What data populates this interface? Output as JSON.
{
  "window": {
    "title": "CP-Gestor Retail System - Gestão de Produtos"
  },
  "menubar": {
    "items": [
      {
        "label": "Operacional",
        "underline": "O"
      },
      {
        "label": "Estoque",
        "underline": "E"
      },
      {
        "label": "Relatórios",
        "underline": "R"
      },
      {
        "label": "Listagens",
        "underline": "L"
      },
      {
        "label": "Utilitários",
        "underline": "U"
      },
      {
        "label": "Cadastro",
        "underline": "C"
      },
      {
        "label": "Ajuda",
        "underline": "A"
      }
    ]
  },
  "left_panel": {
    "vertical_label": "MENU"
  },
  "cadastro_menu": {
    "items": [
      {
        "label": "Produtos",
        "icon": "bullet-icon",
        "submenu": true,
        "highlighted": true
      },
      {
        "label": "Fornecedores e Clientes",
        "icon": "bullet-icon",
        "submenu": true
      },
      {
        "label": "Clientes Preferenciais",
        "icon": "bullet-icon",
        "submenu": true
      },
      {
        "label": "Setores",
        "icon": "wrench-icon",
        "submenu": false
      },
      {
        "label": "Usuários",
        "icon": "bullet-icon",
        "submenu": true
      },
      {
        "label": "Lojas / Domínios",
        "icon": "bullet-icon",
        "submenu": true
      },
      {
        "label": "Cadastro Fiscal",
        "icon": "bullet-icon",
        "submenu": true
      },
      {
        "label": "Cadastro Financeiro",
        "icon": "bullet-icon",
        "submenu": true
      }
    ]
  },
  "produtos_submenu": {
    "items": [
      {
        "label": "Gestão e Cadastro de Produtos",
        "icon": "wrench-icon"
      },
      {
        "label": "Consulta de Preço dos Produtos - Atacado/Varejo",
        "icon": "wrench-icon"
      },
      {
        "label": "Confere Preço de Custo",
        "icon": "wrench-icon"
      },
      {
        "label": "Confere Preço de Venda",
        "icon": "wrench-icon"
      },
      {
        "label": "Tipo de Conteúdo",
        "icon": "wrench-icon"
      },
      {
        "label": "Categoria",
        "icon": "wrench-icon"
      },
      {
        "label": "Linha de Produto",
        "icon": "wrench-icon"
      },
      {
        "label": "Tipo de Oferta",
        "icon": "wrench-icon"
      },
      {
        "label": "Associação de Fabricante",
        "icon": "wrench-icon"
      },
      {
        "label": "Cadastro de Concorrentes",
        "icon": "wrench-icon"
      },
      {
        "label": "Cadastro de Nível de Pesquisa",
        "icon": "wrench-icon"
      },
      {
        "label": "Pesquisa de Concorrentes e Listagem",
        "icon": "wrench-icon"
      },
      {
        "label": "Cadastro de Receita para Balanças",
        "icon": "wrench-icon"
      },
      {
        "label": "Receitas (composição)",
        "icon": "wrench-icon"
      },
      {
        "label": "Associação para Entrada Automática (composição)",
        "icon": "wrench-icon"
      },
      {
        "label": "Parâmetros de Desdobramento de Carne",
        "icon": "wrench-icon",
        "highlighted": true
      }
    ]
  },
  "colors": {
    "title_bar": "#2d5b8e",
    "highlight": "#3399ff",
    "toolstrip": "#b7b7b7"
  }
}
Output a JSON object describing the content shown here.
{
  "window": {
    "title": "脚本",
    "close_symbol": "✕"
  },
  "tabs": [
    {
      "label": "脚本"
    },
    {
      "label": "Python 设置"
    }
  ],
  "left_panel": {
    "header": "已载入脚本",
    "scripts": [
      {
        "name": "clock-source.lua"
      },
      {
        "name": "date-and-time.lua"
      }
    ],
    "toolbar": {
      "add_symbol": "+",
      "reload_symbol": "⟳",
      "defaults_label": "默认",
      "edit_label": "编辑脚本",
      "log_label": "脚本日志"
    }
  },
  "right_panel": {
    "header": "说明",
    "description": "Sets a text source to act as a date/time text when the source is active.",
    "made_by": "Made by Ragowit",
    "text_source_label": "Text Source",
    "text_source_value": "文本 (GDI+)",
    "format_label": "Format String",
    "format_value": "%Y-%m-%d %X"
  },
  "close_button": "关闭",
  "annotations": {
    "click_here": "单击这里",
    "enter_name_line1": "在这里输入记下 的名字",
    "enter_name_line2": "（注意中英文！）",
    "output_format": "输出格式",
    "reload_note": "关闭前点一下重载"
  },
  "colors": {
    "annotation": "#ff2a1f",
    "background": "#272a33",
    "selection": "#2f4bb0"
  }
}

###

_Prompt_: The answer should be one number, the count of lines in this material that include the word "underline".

_Solution below_: 7